• **WHAT YOU SHOULD DO**
If a line in the records contains the string "JSON", show that line.

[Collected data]
========================================================================
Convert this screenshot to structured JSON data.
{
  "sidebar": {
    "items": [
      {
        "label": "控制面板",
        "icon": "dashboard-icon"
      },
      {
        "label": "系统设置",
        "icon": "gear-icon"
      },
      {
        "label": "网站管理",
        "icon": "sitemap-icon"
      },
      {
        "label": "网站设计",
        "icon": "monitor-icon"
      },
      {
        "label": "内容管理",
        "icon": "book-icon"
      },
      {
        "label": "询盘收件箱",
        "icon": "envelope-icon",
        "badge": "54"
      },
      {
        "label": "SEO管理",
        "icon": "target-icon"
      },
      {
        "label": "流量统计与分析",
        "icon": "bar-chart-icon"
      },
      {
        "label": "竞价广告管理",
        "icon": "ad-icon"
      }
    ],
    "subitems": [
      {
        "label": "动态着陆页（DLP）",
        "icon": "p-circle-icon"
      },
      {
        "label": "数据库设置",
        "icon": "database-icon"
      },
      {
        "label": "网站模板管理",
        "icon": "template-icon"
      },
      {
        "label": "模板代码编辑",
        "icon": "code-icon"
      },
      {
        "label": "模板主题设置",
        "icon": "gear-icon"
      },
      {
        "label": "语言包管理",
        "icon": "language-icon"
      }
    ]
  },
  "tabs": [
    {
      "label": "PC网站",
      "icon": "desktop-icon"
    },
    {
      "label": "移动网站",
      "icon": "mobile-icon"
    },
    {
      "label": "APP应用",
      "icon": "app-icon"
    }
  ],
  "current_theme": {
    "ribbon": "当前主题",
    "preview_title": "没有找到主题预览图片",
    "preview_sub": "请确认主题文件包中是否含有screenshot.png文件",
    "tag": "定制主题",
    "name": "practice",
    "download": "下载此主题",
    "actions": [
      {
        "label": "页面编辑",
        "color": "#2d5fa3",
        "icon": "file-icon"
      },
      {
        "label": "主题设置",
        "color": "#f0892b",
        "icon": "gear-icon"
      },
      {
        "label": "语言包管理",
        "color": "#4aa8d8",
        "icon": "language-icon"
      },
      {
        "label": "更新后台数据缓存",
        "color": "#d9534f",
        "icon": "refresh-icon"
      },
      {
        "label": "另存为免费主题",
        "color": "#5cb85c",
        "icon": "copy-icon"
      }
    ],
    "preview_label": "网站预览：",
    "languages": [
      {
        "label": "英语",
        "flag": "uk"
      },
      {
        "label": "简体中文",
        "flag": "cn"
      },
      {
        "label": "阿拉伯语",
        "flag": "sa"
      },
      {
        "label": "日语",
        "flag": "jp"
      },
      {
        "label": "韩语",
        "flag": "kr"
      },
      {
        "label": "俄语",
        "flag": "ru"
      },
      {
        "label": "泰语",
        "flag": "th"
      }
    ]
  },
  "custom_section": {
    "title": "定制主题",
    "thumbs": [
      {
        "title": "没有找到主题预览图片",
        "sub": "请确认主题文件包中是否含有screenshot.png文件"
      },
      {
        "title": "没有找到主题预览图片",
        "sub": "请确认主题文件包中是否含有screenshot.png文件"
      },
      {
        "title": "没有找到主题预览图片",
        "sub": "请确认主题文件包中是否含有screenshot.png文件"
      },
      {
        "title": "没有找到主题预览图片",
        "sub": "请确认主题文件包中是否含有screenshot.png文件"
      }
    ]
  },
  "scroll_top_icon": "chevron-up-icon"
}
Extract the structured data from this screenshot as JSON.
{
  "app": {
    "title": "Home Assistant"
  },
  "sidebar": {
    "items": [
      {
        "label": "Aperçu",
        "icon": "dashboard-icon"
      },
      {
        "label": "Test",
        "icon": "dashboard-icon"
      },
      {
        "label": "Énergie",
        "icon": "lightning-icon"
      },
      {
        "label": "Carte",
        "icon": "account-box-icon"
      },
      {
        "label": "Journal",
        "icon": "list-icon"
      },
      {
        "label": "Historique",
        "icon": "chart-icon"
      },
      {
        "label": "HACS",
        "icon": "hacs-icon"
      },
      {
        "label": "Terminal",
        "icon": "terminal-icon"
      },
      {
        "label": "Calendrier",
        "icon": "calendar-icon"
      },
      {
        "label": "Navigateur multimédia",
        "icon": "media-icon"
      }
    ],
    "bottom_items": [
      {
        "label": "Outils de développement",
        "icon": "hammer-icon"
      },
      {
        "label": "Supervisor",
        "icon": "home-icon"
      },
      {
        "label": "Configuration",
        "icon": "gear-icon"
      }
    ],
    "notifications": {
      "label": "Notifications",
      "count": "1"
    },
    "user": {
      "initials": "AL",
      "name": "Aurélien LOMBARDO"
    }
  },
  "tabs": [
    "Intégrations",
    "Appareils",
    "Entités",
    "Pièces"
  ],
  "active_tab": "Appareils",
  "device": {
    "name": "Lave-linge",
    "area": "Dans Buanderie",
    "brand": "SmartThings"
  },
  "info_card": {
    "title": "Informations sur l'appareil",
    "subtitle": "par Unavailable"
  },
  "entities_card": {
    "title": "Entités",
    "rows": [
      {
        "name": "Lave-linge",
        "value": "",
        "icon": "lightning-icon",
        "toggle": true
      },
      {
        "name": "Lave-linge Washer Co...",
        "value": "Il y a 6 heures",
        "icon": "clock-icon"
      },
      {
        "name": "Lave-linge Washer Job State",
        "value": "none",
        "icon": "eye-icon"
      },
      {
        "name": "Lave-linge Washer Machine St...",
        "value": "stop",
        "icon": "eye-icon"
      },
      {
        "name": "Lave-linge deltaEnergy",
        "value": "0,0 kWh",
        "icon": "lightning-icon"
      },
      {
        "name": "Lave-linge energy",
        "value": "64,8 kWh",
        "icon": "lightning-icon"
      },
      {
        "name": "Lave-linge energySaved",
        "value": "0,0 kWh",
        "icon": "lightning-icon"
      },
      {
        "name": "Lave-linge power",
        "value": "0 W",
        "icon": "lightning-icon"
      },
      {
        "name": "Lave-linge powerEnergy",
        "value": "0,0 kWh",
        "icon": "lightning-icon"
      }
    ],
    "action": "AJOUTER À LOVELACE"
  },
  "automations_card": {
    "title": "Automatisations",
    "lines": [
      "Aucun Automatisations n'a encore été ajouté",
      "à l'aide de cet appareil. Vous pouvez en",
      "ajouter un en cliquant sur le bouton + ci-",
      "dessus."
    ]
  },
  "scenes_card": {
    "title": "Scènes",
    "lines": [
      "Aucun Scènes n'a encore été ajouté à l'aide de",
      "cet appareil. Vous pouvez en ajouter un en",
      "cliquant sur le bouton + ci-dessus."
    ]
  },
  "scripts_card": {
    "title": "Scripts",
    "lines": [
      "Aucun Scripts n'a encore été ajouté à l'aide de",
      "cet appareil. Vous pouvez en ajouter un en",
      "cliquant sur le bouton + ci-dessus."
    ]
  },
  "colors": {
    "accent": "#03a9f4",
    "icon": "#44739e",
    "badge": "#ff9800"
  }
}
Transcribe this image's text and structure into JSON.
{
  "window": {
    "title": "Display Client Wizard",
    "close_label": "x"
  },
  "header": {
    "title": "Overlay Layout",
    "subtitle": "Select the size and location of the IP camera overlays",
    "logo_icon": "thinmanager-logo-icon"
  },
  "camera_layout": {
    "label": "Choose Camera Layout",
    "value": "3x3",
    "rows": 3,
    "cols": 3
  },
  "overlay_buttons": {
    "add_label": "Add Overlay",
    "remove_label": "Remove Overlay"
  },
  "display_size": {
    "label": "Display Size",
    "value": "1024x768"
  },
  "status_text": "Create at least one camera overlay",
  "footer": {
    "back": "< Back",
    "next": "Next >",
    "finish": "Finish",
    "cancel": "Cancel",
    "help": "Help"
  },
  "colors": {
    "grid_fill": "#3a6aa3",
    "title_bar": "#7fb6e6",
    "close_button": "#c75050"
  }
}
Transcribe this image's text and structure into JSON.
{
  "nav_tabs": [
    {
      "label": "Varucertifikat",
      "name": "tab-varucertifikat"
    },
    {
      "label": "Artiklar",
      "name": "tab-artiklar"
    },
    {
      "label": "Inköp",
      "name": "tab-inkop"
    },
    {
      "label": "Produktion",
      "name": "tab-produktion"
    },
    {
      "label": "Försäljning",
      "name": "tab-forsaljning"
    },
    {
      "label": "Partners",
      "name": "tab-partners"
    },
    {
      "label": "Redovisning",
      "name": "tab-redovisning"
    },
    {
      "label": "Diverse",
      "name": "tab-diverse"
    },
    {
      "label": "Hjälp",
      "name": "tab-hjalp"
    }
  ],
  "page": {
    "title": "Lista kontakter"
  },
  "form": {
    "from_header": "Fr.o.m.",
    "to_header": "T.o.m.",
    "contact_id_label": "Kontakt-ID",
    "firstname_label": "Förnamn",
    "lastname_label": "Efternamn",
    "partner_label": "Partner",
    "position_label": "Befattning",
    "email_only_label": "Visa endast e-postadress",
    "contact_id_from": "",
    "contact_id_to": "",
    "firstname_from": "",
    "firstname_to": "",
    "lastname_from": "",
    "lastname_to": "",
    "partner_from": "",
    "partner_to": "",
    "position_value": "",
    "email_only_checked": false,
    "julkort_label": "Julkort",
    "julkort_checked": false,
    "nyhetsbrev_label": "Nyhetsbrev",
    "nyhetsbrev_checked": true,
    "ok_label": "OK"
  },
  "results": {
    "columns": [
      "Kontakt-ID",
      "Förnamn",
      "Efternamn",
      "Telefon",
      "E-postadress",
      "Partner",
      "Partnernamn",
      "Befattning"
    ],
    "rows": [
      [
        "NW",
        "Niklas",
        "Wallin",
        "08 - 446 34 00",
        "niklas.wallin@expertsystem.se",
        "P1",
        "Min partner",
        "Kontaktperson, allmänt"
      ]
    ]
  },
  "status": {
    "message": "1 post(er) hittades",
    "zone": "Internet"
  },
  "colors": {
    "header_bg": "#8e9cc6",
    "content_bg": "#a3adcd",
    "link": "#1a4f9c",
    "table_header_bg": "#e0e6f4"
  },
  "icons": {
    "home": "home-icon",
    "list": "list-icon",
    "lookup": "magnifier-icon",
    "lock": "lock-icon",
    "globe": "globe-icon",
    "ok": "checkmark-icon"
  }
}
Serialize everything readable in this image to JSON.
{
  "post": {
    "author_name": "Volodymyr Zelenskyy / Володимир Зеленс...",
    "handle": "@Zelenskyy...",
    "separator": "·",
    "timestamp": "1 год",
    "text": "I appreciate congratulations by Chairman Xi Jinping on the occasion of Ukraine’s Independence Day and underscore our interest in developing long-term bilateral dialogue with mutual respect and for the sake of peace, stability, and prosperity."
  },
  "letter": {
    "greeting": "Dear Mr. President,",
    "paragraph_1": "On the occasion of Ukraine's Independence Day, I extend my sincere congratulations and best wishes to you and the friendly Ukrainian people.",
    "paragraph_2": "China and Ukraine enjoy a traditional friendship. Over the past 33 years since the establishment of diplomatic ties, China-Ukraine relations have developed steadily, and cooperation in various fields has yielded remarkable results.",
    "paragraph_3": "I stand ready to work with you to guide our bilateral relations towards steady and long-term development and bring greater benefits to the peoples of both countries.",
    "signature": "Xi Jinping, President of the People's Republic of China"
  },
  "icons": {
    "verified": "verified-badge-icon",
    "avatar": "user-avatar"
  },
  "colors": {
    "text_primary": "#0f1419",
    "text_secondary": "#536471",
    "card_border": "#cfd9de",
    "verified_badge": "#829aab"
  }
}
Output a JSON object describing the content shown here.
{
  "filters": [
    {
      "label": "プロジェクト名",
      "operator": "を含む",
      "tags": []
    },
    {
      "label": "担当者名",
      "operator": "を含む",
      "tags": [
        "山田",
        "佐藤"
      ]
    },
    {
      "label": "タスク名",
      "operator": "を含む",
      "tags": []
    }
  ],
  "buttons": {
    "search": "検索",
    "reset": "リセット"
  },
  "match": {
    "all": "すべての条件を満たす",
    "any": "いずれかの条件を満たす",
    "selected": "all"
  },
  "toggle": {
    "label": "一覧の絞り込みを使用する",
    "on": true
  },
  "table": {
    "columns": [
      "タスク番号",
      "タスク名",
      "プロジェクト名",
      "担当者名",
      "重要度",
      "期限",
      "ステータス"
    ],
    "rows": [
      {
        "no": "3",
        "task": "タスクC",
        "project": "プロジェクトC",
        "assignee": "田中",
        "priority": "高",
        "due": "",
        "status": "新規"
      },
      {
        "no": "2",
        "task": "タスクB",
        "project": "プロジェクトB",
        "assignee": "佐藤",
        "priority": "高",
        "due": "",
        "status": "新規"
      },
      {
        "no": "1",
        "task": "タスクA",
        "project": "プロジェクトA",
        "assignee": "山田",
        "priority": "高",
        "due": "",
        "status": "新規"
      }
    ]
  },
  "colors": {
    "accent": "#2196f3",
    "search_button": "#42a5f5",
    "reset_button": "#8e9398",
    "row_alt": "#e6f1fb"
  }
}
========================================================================
• **OUTPUT FOR THIS EXERCISE**
Convert this screenshot to structured JSON data.
Extract the structured data from this screenshot as JSON.
Transcribe this image's text and structure into JSON.
Transcribe this image's text and structure into JSON.
Serialize everything readable in this image to JSON.
Output a JSON object describing the content shown here.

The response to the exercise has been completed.